Scholarships Available for People Who Would Like to Teach Science and Math
Last Modified 2:07 PM, October 20, 2010
By John Gagnon
October 11, 2010—
Emily Kelly of Saginaw, a fifth-year student at Michigan Technological University, spent an alternative spring break in Chicago in 2009. She tutored “at-risk” inner-city youth. It was a week that transformed her life.
“It made me realize that they didn’t grow up with all the advantages I’ve had,” she says. “That stuck with me and bothered me.”
It bothered her so much that she used her chemistry degree to become a chemistry teacher. She now is student-teaching in geometry, chemistry and practical math classes at L’Anse High School.
“I really like it,” she says “It’s difficult, but it’s a good difficult. You can really affect people. I don’t know if I would feel that way in another career.”
In switching her focus, Kelly took advantage of Michigan Tech’s Noyce Scholarship Program, which uses federal stimulus funds to increase the number and quality of science, technology, engineering and mathematics (STEM) teachers in the state.
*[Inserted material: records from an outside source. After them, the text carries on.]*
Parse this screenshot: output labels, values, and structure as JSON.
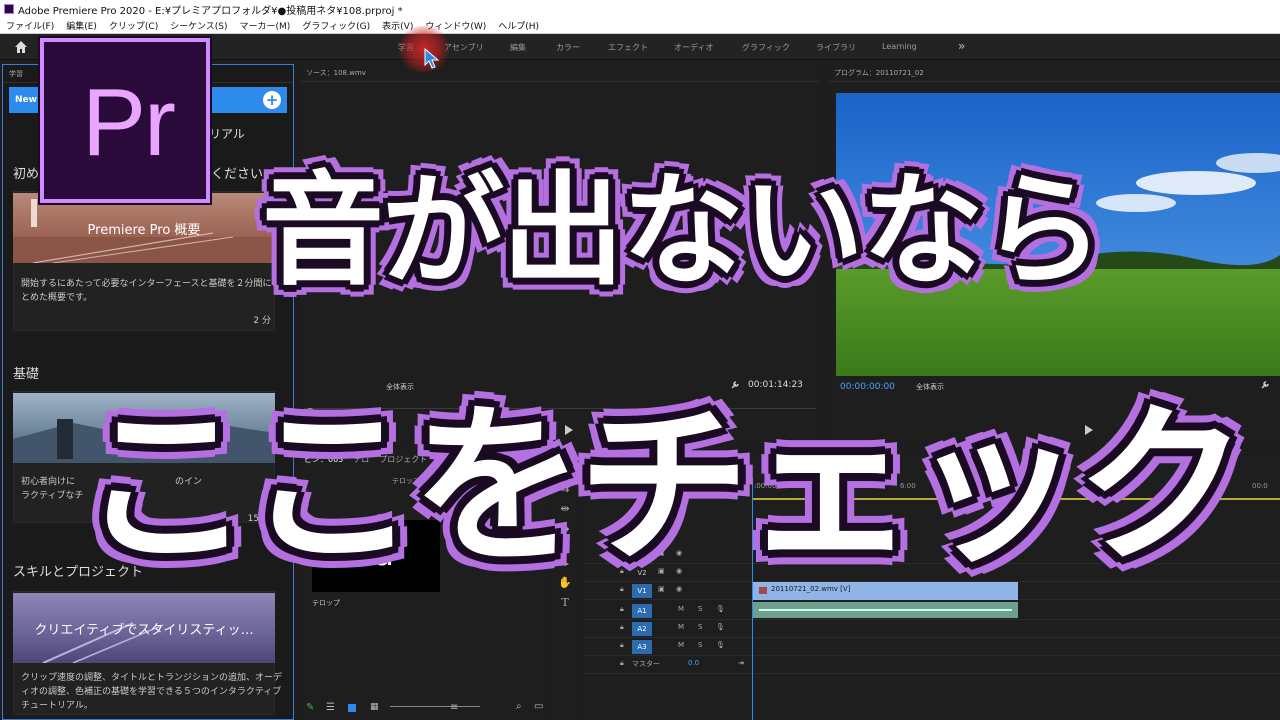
{
  "window": {
    "title": "Adobe Premiere Pro 2020 - E:¥プレミアプロフォルダ¥●投稿用ネタ¥108.prproj *"
  },
  "menubar": {
    "items": [
      "ファイル(F)",
      "編集(E)",
      "クリップ(C)",
      "シーケンス(S)",
      "マーカー(M)",
      "グラフィック(G)",
      "表示(V)",
      "ウィンドウ(W)",
      "ヘルプ(H)"
    ]
  },
  "workspaces": {
    "tabs": [
      "学習",
      "アセンブリ",
      "編集",
      "カラー",
      "エフェクト",
      "オーディオ",
      "グラフィック",
      "ライブラリ",
      "Learning"
    ],
    "more": "»"
  },
  "learn_panel": {
    "header": "学習",
    "new_to": "New t",
    "subtitle": "リアル",
    "section1": "初め",
    "section1_suffix": "ください",
    "card1": {
      "image_label": "Premiere Pro 概要",
      "desc": "開始するにあたって必要なインターフェースと基礎を２分間にまとめた概要です。",
      "duration": "2 分"
    },
    "section2": "基礎",
    "card2": {
      "image_label": "基礎を学習",
      "desc_a": "初心者向けに",
      "desc_b": "のイン",
      "desc_c": "ラクティブなチ",
      "duration": "15 分"
    },
    "section3": "スキルとプロジェクト",
    "card3": {
      "image_label": "クリエイティブでスタイリスティッ…",
      "desc": "クリップ速度の調整、タイトルとトランジションの追加、オーディオの調整、色補正の基礎を学習できる５つのインタラクティブチュートリアル。"
    }
  },
  "source_panel": {
    "header": "ソース：108.wmv",
    "zoom": "全体表示",
    "timecode": "00:01:14:23"
  },
  "program_panel": {
    "header": "プログラム：20110721_02",
    "timecode": "00:00:00:00",
    "zoom": "全体表示"
  },
  "project_panel": {
    "tabs": [
      "ビン：003",
      "テロ",
      "プロジェクト"
    ],
    "tab_suffix": "テロップ",
    "thumb_text": "Aa",
    "item_name": "テロップ"
  },
  "timeline": {
    "timecode": "00:00:",
    "ruler": [
      ":00:00",
      "6:00",
      "00:00:24",
      ":00",
      "00:00:40:00",
      "00:0"
    ],
    "video_tracks": [
      "V3",
      "V2",
      "V1"
    ],
    "audio_tracks": [
      "A1",
      "A2",
      "A3"
    ],
    "master": "マスター",
    "master_value": "0.0",
    "clip_label": "20110721_02.wmv [V]"
  },
  "overlay": {
    "line1": "音が出ないなら",
    "line2": "ここをチェック"
  },
  "logo": {
    "text": "Pr"
  },
  "colors": {
    "accent_blue": "#2d8ceb",
    "overlay_outline": "#b470e0",
    "logo_bg": "#2a0a3a",
    "logo_fg": "#e9a6ff"
  }
}
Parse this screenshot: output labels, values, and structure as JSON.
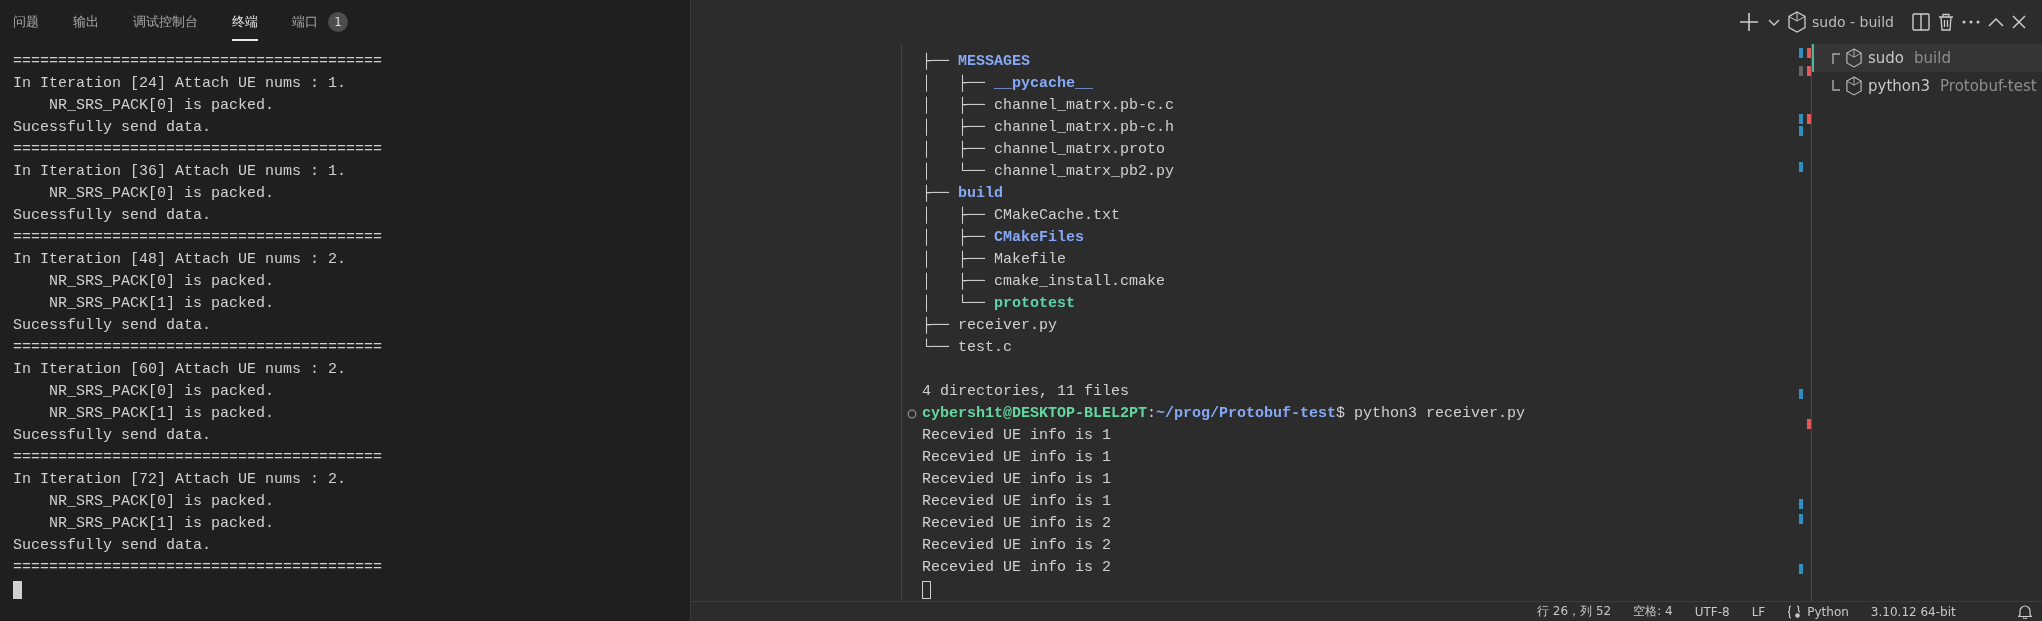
{
  "left_panel": {
    "tabs": [
      {
        "label": "问题",
        "selected": false
      },
      {
        "label": "输出",
        "selected": false
      },
      {
        "label": "调试控制台",
        "selected": false
      },
      {
        "label": "终端",
        "selected": true
      },
      {
        "label": "端口",
        "selected": false,
        "badge": "1"
      }
    ],
    "lines": [
      "=========================================",
      "In Iteration [24] Attach UE nums : 1.",
      "    NR_SRS_PACK[0] is packed.",
      "Sucessfully send data.",
      "=========================================",
      "In Iteration [36] Attach UE nums : 1.",
      "    NR_SRS_PACK[0] is packed.",
      "Sucessfully send data.",
      "=========================================",
      "In Iteration [48] Attach UE nums : 2.",
      "    NR_SRS_PACK[0] is packed.",
      "    NR_SRS_PACK[1] is packed.",
      "Sucessfully send data.",
      "=========================================",
      "In Iteration [60] Attach UE nums : 2.",
      "    NR_SRS_PACK[0] is packed.",
      "    NR_SRS_PACK[1] is packed.",
      "Sucessfully send data.",
      "=========================================",
      "In Iteration [72] Attach UE nums : 2.",
      "    NR_SRS_PACK[0] is packed.",
      "    NR_SRS_PACK[1] is packed.",
      "Sucessfully send data.",
      "========================================="
    ]
  },
  "terminal_header": {
    "active_terminal": "sudo - build"
  },
  "terminal": {
    "tree": [
      {
        "prefix": "├── ",
        "name": "MESSAGES",
        "kind": "dir"
      },
      {
        "prefix": "│   ├── ",
        "name": "__pycache__",
        "kind": "dir"
      },
      {
        "prefix": "│   ├── ",
        "name": "channel_matrx.pb-c.c",
        "kind": "file"
      },
      {
        "prefix": "│   ├── ",
        "name": "channel_matrx.pb-c.h",
        "kind": "file"
      },
      {
        "prefix": "│   ├── ",
        "name": "channel_matrx.proto",
        "kind": "file"
      },
      {
        "prefix": "│   └── ",
        "name": "channel_matrx_pb2.py",
        "kind": "file"
      },
      {
        "prefix": "├── ",
        "name": "build",
        "kind": "dir"
      },
      {
        "prefix": "│   ├── ",
        "name": "CMakeCache.txt",
        "kind": "file"
      },
      {
        "prefix": "│   ├── ",
        "name": "CMakeFiles",
        "kind": "dir"
      },
      {
        "prefix": "│   ├── ",
        "name": "Makefile",
        "kind": "file"
      },
      {
        "prefix": "│   ├── ",
        "name": "cmake_install.cmake",
        "kind": "file"
      },
      {
        "prefix": "│   └── ",
        "name": "prototest",
        "kind": "exec"
      },
      {
        "prefix": "├── ",
        "name": "receiver.py",
        "kind": "file"
      },
      {
        "prefix": "└── ",
        "name": "test.c",
        "kind": "file"
      }
    ],
    "summary": "4 directories, 11 files",
    "prompt": {
      "user": "cybersh1t@DESKTOP-BLEL2PT",
      "separator": ":",
      "path": "~/prog/Protobuf-test",
      "command": "$ python3 receiver.py"
    },
    "output": [
      "Recevied UE info is 1",
      "Recevied UE info is 1",
      "Recevied UE info is 1",
      "Recevied UE info is 1",
      "Recevied UE info is 2",
      "Recevied UE info is 2",
      "Recevied UE info is 2"
    ]
  },
  "terminal_list": [
    {
      "name": "sudo",
      "detail": "build",
      "selected": true
    },
    {
      "name": "python3",
      "detail": "Protobuf-test",
      "selected": false
    }
  ],
  "status_bar": {
    "position": "行 26，列 52",
    "indentation": "空格: 4",
    "encoding": "UTF-8",
    "line_ending": "LF",
    "language": "Python",
    "interpreter": "3.10.12 64-bit"
  }
}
The five-year National Science Foundation-funded program, now in its second year, trains students and professionals who will pay back the scholarship by working for a period in high-need schools in cities and rural areas that have difficulty recruiting qualified STEM teachers.
The program is named after Robert Noyce, the late inventor of the integrated circuit (or microchip). Noyce was called “the mayor of Silicon Valley.”
Michigan Tech is recruiting 24 more students like Kelly, as well as 12 college graduates with degrees in STEM fields who want to switch careers and become teachers.
“There is a great need for highly competent science and math teachers, especially at the high school level,” said Brad Baltensperger, chair of Michigan Tech’s Department of Cognitive and Learning Sciences.
College juniors and seniors receive up to $10,000 a year for two years; STEM graduates receive up to $18,000 for one year.
Undergraduate students like Kelly participate in the program during their junior and senior years. In return for two years of scholarship support, they are required to teach in a high-need school for four years.
STEM graduates who want to change careers participate for one year and are required to teach in a high-need school for two years.
Should graduates not fulfill those responsibilities, the scholarship becomes a loan that they have to repay.
In the Noyce Scholarship program, Tech collaborates closely with two school districts (Saginaw and Grand Rapids), two universities (Saginaw Valley and Grand Valley), and two community colleges (Delta and Grand Rapids).
The school districts will accept student teachers, provide support and guidance and look to these students when they hire new teachers.
Math and science faculty at Michigan Tech help choose the scholarship winners. Michigan Tech, Saginaw Valley and Grand Valley monitor and mentor student teachers and graduates of the program. Community colleges provide a pipeline of participants.
The deadline for applying is Nov. 1 for spring semester and March 1 for fall semester.
For more information, potential scholarship applicants can contact Brad Baltensperger, chair, Department of Cognitive and Learning Sciences, 906-487-2460, email@example.com, or visit Michigan Tech’s Noyce Scholarship web site at noycescholars.mtu.edu.
Michigan Technological University (www.mtu.edu) is a leading public research university developing new technologies and preparing students to create the future for a prosperous and sustainable world. Michigan Tech offers more than 130 undergraduate and graduate degree programs in engineering; forest resources; computing; technology; business; economics; natural, physical and environmental sciences; arts; humanities; and social sciences.